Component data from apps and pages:
━━━━━━━━

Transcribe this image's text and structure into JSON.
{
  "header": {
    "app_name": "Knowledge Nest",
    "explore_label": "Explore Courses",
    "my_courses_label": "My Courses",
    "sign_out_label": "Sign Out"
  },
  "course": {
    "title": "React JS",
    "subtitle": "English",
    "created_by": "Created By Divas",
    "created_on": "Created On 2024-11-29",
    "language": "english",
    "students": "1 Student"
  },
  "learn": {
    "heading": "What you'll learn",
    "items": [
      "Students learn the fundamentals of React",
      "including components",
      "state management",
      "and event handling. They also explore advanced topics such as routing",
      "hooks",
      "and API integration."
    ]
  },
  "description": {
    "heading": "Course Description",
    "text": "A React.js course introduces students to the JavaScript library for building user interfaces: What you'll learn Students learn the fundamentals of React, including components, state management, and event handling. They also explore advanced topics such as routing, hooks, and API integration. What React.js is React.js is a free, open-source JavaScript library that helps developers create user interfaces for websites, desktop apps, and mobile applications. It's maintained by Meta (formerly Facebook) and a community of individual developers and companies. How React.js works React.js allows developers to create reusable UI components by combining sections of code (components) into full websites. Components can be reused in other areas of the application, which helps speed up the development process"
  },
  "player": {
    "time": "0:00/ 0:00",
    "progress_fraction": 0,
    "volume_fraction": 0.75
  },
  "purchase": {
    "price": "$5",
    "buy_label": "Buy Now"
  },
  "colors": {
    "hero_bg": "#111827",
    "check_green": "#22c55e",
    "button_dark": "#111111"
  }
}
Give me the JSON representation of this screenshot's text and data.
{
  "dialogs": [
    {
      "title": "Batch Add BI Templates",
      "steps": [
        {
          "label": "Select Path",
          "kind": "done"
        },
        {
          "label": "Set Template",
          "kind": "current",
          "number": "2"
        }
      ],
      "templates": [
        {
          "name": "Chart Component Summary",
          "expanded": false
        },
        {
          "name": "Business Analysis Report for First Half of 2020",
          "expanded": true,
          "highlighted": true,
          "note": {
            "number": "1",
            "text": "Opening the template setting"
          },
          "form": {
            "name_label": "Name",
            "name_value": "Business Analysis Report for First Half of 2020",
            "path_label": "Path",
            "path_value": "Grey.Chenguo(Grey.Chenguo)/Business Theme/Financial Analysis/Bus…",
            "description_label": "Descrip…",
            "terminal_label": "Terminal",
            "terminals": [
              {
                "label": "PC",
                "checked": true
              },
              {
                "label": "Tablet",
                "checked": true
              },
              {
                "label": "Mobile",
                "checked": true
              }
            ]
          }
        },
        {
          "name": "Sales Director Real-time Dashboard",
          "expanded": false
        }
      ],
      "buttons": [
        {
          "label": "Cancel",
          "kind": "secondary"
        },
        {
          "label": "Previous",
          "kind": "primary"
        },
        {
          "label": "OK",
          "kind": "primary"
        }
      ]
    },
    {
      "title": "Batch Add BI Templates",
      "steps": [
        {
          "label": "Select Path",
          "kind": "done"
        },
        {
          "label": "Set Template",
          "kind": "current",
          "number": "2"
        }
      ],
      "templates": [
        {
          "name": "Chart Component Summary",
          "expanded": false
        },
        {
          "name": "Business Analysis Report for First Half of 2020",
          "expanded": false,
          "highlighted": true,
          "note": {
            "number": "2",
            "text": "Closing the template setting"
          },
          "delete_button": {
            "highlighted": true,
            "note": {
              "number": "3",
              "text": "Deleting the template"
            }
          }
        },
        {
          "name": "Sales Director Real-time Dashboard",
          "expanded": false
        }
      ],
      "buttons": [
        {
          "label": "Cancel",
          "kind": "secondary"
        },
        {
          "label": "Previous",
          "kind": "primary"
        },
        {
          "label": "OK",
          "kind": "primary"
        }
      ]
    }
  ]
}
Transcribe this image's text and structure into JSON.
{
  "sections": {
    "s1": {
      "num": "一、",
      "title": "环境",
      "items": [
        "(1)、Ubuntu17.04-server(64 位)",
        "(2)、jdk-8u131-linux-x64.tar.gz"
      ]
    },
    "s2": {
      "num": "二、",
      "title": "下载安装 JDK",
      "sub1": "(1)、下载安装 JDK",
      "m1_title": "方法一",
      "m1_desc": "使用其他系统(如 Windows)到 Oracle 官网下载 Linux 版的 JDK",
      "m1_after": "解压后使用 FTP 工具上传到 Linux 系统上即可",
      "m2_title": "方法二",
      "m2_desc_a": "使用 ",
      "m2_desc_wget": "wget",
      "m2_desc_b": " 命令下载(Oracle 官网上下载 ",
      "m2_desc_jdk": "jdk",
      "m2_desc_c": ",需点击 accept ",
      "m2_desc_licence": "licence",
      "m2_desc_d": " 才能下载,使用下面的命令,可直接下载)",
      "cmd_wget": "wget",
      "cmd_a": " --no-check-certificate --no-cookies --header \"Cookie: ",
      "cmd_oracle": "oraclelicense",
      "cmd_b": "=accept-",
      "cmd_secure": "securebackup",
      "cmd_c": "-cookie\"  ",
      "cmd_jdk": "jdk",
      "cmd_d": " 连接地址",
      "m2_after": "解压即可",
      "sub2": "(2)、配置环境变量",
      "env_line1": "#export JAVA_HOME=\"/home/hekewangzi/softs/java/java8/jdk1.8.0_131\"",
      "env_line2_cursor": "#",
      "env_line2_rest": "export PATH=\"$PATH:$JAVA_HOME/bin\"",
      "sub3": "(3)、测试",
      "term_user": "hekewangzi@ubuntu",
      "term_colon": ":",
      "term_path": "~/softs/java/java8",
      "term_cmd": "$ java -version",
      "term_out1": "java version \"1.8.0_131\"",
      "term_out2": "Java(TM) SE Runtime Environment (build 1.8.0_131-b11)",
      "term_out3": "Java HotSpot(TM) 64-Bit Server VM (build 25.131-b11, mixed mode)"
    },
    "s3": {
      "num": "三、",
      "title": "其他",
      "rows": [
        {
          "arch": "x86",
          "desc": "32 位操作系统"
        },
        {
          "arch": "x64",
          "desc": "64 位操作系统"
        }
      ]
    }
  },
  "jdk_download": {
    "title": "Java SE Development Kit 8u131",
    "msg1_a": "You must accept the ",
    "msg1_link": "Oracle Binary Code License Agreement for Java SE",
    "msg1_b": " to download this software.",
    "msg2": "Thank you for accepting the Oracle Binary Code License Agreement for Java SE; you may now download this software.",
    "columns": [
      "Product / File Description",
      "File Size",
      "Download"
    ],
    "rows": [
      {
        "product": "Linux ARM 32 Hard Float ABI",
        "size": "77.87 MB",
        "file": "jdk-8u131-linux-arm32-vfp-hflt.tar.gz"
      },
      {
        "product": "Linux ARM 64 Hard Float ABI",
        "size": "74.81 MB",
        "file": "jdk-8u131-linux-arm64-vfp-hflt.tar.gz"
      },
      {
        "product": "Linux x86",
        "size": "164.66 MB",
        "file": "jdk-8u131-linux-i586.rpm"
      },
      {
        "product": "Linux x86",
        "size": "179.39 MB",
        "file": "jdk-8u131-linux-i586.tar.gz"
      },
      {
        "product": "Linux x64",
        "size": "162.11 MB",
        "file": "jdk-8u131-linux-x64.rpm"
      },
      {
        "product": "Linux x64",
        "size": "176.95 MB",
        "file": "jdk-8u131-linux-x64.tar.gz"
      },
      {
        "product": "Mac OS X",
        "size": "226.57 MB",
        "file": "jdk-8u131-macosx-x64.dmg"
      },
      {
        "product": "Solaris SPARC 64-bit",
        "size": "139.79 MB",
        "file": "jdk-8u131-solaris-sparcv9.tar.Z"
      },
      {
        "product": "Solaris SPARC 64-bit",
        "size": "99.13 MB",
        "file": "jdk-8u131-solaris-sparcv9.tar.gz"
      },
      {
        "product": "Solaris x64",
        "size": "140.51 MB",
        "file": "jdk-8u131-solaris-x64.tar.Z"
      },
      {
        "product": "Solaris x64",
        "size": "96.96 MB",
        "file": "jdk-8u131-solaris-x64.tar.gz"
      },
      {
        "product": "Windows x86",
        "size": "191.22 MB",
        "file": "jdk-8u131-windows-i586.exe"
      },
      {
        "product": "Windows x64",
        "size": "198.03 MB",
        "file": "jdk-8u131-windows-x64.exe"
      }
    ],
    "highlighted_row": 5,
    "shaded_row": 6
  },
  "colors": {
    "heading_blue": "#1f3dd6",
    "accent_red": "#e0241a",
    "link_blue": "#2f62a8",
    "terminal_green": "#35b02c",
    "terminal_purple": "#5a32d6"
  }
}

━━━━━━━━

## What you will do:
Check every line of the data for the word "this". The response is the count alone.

## Written answer:
5